• [WORK INSTRUCTION] A word-for-word repeat of all the data is the goal.

######

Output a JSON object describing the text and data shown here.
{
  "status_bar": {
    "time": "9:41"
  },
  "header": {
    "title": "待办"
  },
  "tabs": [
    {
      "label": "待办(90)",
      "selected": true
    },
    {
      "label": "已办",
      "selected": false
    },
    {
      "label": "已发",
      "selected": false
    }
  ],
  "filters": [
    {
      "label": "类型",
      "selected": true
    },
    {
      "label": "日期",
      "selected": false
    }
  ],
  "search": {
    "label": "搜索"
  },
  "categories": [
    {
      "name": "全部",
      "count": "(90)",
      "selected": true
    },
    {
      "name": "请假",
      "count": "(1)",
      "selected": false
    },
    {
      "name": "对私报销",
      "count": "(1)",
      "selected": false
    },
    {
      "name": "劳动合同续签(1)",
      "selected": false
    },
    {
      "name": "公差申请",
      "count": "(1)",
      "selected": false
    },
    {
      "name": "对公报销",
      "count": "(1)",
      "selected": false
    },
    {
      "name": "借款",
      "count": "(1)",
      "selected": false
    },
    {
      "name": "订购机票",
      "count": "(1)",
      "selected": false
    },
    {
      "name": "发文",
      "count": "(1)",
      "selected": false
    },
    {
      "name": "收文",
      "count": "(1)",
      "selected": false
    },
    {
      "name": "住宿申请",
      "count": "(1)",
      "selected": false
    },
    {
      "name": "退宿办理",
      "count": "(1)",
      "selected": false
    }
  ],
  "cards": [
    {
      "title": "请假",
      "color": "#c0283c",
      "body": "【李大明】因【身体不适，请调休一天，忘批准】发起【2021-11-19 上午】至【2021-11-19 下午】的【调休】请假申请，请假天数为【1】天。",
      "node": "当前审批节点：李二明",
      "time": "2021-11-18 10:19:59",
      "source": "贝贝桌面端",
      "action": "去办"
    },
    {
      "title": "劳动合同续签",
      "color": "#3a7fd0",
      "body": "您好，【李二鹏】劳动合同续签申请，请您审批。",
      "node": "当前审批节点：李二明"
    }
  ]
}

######

• [REPLY TO THE TASK]
Output a JSON object describing the text and data shown here.
{
  "status_bar": {
    "time": "9:41"
  },
  "header": {
    "title": "待办"
  },
  "tabs": [
    {
      "label": "待办(90)",
      "selected": true
    },
    {
      "label": "已办",
      "selected": false
    },
    {
      "label": "已发",
      "selected": false
    }
  ],
  "filters": [
    {
      "label": "类型",
      "selected": true
    },
    {
      "label": "日期",
      "selected": false
    }
  ],
  "search": {
    "label": "搜索"
  },
  "categories": [
    {
      "name": "全部",
      "count": "(90)",
      "selected": true
    },
    {
      "name": "请假",
      "count": "(1)",
      "selected": false
    },
    {
      "name": "对私报销",
      "count": "(1)",
      "selected": false
    },
    {
      "name": "劳动合同续签(1)",
      "selected": false
    },
    {
      "name": "公差申请",
      "count": "(1)",
      "selected": false
    },
    {
      "name": "对公报销",
      "count": "(1)",
      "selected": false
    },
    {
      "name": "借款",
      "count": "(1)",
      "selected": false
    },
    {
      "name": "订购机票",
      "count": "(1)",
      "selected": false
    },
    {
      "name": "发文",
      "count": "(1)",
      "selected": false
    },
    {
      "name": "收文",
      "count": "(1)",
      "selected": false
    },
    {
      "name": "住宿申请",
      "count": "(1)",
      "selected": false
    },
    {
      "name": "退宿办理",
      "count": "(1)",
      "selected": false
    }
  ],
  "cards": [
    {
      "title": "请假",
      "color": "#c0283c",
      "body": "【李大明】因【身体不适，请调休一天，忘批准】发起【2021-11-19 上午】至【2021-11-19 下午】的【调休】请假申请，请假天数为【1】天。",
      "node": "当前审批节点：李二明",
      "time": "2021-11-18 10:19:59",
      "source": "贝贝桌面端",
      "action": "去办"
    },
    {
      "title": "劳动合同续签",
      "color": "#3a7fd0",
      "body": "您好，【李二鹏】劳动合同续签申请，请您审批。",
      "node": "当前审批节点：李二明"
    }
  ]
}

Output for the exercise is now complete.